Segment Start: SOURCE DATA

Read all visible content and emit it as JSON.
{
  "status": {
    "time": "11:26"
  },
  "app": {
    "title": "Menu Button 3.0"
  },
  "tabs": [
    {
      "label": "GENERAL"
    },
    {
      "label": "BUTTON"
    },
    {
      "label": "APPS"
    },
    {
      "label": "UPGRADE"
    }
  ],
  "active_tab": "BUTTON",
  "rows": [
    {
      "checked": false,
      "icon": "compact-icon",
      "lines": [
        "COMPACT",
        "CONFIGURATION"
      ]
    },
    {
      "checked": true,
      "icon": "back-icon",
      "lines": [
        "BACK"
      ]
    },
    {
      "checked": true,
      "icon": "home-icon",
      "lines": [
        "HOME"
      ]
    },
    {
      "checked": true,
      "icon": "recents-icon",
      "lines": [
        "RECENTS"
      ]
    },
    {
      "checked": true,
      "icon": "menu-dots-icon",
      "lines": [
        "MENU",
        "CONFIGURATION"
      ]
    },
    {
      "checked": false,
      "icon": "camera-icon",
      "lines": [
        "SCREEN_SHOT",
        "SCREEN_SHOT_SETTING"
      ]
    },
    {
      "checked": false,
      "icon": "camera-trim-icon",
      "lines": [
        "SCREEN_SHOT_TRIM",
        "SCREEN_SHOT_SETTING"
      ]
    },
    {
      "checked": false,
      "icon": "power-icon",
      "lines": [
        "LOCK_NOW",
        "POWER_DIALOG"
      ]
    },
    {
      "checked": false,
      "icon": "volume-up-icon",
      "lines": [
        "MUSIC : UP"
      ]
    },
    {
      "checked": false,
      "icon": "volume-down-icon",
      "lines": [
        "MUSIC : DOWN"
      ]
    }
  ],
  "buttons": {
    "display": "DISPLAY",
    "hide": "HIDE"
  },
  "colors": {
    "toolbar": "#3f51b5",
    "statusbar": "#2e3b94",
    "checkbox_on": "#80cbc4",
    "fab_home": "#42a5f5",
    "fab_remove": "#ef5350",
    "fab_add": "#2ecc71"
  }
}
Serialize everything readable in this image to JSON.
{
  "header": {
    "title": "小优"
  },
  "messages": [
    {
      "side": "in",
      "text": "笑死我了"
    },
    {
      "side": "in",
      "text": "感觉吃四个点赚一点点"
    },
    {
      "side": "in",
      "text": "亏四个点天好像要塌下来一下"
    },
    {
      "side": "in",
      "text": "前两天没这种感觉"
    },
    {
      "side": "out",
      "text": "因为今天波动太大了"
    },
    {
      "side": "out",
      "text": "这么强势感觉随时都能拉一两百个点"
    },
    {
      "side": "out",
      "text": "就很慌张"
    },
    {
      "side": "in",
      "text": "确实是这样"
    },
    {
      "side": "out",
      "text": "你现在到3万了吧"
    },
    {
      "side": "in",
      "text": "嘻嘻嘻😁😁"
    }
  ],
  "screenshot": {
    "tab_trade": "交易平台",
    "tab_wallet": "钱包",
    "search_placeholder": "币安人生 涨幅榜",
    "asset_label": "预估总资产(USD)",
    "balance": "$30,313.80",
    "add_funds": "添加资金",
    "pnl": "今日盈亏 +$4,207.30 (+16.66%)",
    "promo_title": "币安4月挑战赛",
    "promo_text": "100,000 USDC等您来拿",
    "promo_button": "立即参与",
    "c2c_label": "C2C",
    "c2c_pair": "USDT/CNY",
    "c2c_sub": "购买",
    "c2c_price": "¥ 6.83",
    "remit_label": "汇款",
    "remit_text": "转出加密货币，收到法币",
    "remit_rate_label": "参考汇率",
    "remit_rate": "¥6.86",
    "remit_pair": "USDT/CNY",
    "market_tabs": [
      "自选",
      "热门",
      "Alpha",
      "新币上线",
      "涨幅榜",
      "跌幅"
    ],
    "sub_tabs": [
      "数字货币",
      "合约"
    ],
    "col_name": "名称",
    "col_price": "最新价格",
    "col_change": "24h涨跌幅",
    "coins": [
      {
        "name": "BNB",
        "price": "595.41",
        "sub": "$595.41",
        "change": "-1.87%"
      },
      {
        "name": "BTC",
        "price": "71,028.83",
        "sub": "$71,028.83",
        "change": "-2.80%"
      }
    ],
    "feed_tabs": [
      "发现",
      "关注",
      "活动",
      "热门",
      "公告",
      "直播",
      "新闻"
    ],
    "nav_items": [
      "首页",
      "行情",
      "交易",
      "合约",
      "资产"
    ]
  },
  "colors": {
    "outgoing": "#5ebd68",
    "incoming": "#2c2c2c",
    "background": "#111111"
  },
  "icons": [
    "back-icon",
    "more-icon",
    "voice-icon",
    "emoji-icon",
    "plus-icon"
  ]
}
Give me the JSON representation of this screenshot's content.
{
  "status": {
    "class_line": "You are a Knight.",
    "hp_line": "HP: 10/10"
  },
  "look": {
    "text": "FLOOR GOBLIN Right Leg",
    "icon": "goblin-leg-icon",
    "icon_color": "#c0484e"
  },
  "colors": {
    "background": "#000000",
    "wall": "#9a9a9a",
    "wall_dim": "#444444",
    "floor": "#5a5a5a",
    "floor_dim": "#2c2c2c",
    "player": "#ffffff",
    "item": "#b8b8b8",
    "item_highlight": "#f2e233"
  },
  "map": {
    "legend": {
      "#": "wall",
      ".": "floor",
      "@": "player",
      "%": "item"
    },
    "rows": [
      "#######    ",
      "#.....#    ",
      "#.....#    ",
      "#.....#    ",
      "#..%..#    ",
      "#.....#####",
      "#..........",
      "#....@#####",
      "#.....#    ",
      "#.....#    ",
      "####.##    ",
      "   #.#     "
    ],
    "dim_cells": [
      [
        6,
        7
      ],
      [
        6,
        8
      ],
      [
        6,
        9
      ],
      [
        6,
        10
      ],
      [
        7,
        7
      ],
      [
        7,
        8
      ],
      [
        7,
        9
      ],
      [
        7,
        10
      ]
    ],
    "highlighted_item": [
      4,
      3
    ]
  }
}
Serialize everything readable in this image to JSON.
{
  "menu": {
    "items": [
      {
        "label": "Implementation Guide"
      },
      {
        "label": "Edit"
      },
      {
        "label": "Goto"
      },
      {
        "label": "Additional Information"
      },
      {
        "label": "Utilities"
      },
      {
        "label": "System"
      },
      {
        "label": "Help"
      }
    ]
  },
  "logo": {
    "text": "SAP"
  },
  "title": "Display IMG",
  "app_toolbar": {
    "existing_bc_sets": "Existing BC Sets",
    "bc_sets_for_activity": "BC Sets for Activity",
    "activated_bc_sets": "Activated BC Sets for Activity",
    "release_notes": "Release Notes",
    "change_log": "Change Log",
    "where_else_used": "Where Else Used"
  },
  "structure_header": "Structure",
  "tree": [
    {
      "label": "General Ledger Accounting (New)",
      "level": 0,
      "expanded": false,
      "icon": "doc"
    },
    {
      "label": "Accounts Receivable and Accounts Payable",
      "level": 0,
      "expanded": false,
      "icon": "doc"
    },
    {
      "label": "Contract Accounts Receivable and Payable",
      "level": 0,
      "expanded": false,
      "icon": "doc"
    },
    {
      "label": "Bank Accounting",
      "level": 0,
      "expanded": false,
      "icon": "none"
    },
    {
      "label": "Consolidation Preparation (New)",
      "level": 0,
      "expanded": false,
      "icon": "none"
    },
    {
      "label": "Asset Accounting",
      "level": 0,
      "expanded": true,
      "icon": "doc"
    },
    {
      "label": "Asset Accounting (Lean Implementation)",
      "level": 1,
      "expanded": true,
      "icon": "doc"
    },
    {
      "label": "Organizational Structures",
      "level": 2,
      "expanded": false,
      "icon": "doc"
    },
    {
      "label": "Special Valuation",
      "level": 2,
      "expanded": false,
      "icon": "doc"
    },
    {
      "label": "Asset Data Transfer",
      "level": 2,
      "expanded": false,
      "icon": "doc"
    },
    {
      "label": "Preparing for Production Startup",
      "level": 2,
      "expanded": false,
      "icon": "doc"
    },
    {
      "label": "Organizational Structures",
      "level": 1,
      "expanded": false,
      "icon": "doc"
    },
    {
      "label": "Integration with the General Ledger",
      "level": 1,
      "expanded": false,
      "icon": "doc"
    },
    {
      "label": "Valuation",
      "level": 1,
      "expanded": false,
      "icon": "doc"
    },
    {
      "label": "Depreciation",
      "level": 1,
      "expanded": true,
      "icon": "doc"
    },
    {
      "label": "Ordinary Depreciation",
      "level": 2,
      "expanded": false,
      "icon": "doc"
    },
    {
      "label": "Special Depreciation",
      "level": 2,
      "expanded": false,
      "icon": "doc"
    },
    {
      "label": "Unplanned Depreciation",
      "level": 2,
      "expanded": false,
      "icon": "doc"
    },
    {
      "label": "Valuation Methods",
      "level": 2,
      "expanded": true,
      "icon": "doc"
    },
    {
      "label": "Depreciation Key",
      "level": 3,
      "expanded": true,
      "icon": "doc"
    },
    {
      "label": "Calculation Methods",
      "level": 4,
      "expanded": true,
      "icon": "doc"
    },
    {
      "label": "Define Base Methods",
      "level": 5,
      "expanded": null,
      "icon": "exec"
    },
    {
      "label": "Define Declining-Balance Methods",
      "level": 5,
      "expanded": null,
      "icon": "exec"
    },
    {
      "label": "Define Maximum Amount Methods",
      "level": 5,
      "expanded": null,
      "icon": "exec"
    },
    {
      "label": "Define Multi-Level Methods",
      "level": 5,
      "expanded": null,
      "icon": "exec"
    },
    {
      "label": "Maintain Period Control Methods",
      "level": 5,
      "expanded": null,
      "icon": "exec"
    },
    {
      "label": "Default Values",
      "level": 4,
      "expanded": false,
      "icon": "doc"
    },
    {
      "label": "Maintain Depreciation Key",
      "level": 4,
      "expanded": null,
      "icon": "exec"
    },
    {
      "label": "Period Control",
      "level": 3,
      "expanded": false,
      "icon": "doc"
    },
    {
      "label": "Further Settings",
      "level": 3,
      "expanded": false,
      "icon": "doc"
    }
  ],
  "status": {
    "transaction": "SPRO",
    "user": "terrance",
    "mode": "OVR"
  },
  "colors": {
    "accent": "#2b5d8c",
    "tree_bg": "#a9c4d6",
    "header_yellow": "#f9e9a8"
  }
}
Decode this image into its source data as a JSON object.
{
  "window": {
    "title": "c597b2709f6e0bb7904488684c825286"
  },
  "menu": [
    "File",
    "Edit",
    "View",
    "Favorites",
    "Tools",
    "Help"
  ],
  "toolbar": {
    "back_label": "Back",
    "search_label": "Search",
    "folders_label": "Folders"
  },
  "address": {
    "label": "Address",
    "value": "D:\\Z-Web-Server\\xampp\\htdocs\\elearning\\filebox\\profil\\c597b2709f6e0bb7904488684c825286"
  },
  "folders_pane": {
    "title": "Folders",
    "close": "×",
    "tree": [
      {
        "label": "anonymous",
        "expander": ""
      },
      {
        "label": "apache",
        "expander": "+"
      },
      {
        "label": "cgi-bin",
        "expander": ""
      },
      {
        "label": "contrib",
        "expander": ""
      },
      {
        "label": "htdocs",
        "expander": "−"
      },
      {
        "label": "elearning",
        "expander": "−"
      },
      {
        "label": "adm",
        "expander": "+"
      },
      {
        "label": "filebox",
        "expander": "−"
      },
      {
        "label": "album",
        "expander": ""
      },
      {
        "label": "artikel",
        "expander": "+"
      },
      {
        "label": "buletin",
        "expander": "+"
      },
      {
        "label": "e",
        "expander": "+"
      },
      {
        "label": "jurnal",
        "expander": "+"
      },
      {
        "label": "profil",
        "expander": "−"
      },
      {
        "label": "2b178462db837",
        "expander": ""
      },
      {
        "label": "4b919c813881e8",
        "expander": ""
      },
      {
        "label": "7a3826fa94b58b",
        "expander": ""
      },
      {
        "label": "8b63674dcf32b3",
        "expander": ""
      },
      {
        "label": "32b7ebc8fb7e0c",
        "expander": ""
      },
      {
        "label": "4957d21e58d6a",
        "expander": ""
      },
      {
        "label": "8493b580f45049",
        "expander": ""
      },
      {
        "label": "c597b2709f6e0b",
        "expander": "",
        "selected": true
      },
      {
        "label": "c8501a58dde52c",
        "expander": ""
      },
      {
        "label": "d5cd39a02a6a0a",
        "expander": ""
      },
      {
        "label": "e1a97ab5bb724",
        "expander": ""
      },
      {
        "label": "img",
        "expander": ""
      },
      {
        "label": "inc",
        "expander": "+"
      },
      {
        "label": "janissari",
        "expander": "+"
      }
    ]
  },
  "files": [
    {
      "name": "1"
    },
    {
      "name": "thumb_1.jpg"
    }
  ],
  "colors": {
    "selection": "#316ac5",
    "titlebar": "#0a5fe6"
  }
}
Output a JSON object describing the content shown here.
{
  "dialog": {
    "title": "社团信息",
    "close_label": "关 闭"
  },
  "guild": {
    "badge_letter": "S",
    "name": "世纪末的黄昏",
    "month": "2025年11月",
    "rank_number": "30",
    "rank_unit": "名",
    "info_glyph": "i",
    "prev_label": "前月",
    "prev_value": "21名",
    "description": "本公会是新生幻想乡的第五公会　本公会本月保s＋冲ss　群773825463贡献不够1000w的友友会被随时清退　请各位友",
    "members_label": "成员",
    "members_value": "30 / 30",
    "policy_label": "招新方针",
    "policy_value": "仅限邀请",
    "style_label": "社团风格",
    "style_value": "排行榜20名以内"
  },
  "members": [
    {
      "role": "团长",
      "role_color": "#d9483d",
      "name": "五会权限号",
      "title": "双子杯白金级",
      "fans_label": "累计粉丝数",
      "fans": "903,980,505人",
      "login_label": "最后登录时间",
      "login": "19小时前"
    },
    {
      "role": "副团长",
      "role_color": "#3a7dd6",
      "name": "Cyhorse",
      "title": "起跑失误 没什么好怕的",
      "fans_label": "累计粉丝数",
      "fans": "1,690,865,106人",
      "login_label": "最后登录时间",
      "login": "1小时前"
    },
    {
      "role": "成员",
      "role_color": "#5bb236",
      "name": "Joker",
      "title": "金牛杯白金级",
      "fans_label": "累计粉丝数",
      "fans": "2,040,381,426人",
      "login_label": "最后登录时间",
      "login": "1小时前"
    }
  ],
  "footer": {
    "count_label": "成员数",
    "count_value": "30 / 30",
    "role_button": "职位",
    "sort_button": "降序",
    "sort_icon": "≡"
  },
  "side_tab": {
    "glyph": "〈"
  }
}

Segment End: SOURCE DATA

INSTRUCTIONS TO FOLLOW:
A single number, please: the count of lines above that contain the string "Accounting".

WRITTEN SOLUTION:
4